===== Excerpted records

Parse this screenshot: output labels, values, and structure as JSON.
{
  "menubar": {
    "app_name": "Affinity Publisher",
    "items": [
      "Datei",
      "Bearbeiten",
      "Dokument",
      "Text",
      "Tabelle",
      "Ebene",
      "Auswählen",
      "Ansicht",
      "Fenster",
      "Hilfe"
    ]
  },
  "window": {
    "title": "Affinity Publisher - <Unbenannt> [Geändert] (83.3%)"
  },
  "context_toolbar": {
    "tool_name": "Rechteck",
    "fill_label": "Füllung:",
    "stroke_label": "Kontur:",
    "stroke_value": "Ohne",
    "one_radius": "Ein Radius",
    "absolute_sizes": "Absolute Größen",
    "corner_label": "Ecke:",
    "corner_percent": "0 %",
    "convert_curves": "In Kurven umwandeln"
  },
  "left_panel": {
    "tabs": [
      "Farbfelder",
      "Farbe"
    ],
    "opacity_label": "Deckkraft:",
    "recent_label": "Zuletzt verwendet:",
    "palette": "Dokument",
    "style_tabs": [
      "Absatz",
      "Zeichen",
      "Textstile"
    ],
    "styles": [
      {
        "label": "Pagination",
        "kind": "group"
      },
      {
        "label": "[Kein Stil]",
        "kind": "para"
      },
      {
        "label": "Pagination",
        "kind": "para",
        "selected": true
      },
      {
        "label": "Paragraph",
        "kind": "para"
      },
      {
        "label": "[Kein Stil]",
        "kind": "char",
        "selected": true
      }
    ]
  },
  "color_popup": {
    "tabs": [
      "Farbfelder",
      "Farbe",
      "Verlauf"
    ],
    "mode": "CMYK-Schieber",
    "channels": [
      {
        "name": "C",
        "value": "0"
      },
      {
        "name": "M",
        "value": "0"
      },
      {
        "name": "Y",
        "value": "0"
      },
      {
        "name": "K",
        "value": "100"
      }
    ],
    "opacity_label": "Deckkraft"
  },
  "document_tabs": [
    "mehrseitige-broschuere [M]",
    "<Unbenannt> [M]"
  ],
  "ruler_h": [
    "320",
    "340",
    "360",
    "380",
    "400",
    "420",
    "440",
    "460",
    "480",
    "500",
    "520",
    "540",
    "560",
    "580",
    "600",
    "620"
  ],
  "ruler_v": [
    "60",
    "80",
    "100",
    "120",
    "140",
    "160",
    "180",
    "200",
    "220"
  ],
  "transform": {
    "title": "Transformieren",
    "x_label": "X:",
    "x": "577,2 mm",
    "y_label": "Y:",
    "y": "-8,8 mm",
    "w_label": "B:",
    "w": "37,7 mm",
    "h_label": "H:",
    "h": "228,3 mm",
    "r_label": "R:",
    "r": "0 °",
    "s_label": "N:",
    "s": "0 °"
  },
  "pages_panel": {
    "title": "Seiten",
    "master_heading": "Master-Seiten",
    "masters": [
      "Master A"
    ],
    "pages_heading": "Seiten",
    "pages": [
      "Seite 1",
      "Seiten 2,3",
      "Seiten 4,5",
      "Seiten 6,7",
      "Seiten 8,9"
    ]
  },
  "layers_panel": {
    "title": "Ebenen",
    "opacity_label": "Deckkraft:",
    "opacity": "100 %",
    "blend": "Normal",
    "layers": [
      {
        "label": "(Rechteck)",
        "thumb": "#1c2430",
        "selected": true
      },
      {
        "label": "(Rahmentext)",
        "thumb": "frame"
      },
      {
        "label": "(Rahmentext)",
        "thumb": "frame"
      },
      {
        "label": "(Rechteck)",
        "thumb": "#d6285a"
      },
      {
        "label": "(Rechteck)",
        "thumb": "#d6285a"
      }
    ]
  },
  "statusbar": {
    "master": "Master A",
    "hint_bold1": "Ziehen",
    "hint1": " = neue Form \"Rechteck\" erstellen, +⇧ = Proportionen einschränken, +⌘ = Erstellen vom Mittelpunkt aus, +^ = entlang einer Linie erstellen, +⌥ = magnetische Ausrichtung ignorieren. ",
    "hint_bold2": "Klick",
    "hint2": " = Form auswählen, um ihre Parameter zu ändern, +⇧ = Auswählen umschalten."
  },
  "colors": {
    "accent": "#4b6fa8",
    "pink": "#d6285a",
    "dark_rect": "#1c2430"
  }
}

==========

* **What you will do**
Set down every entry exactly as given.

* **Exercise solution**
Parse this screenshot: output labels, values, and structure as JSON.
{
  "menubar": {
    "app_name": "Affinity Publisher",
    "items": [
      "Datei",
      "Bearbeiten",
      "Dokument",
      "Text",
      "Tabelle",
      "Ebene",
      "Auswählen",
      "Ansicht",
      "Fenster",
      "Hilfe"
    ]
  },
  "window": {
    "title": "Affinity Publisher - <Unbenannt> [Geändert] (83.3%)"
  },
  "context_toolbar": {
    "tool_name": "Rechteck",
    "fill_label": "Füllung:",
    "stroke_label": "Kontur:",
    "stroke_value": "Ohne",
    "one_radius": "Ein Radius",
    "absolute_sizes": "Absolute Größen",
    "corner_label": "Ecke:",
    "corner_percent": "0 %",
    "convert_curves": "In Kurven umwandeln"
  },
  "left_panel": {
    "tabs": [
      "Farbfelder",
      "Farbe"
    ],
    "opacity_label": "Deckkraft:",
    "recent_label": "Zuletzt verwendet:",
    "palette": "Dokument",
    "style_tabs": [
      "Absatz",
      "Zeichen",
      "Textstile"
    ],
    "styles": [
      {
        "label": "Pagination",
        "kind": "group"
      },
      {
        "label": "[Kein Stil]",
        "kind": "para"
      },
      {
        "label": "Pagination",
        "kind": "para",
        "selected": true
      },
      {
        "label": "Paragraph",
        "kind": "para"
      },
      {
        "label": "[Kein Stil]",
        "kind": "char",
        "selected": true
      }
    ]
  },
  "color_popup": {
    "tabs": [
      "Farbfelder",
      "Farbe",
      "Verlauf"
    ],
    "mode": "CMYK-Schieber",
    "channels": [
      {
        "name": "C",
        "value": "0"
      },
      {
        "name": "M",
        "value": "0"
      },
      {
        "name": "Y",
        "value": "0"
      },
      {
        "name": "K",
        "value": "100"
      }
    ],
    "opacity_label": "Deckkraft"
  },
  "document_tabs": [
    "mehrseitige-broschuere [M]",
    "<Unbenannt> [M]"
  ],
  "ruler_h": [
    "320",
    "340",
    "360",
    "380",
    "400",
    "420",
    "440",
    "460",
    "480",
    "500",
    "520",
    "540",
    "560",
    "580",
    "600",
    "620"
  ],
  "ruler_v": [
    "60",
    "80",
    "100",
    "120",
    "140",
    "160",
    "180",
    "200",
    "220"
  ],
  "transform": {
    "title": "Transformieren",
    "x_label": "X:",
    "x": "577,2 mm",
    "y_label": "Y:",
    "y": "-8,8 mm",
    "w_label": "B:",
    "w": "37,7 mm",
    "h_label": "H:",
    "h": "228,3 mm",
    "r_label": "R:",
    "r": "0 °",
    "s_label": "N:",
    "s": "0 °"
  },
  "pages_panel": {
    "title": "Seiten",
    "master_heading": "Master-Seiten",
    "masters": [
      "Master A"
    ],
    "pages_heading": "Seiten",
    "pages": [
      "Seite 1",
      "Seiten 2,3",
      "Seiten 4,5",
      "Seiten 6,7",
      "Seiten 8,9"
    ]
  },
  "layers_panel": {
    "title": "Ebenen",
    "opacity_label": "Deckkraft:",
    "opacity": "100 %",
    "blend": "Normal",
    "layers": [
      {
        "label": "(Rechteck)",
        "thumb": "#1c2430",
        "selected": true
      },
      {
        "label": "(Rahmentext)",
        "thumb": "frame"
      },
      {
        "label": "(Rahmentext)",
        "thumb": "frame"
      },
      {
        "label": "(Rechteck)",
        "thumb": "#d6285a"
      },
      {
        "label": "(Rechteck)",
        "thumb": "#d6285a"
      }
    ]
  },
  "statusbar": {
    "master": "Master A",
    "hint_bold1": "Ziehen",
    "hint1": " = neue Form \"Rechteck\" erstellen, +⇧ = Proportionen einschränken, +⌘ = Erstellen vom Mittelpunkt aus, +^ = entlang einer Linie erstellen, +⌥ = magnetische Ausrichtung ignorieren. ",
    "hint_bold2": "Klick",
    "hint2": " = Form auswählen, um ihre Parameter zu ändern, +⇧ = Auswählen umschalten."
  },
  "colors": {
    "accent": "#4b6fa8",
    "pink": "#d6285a",
    "dark_rect": "#1c2430"
  }
}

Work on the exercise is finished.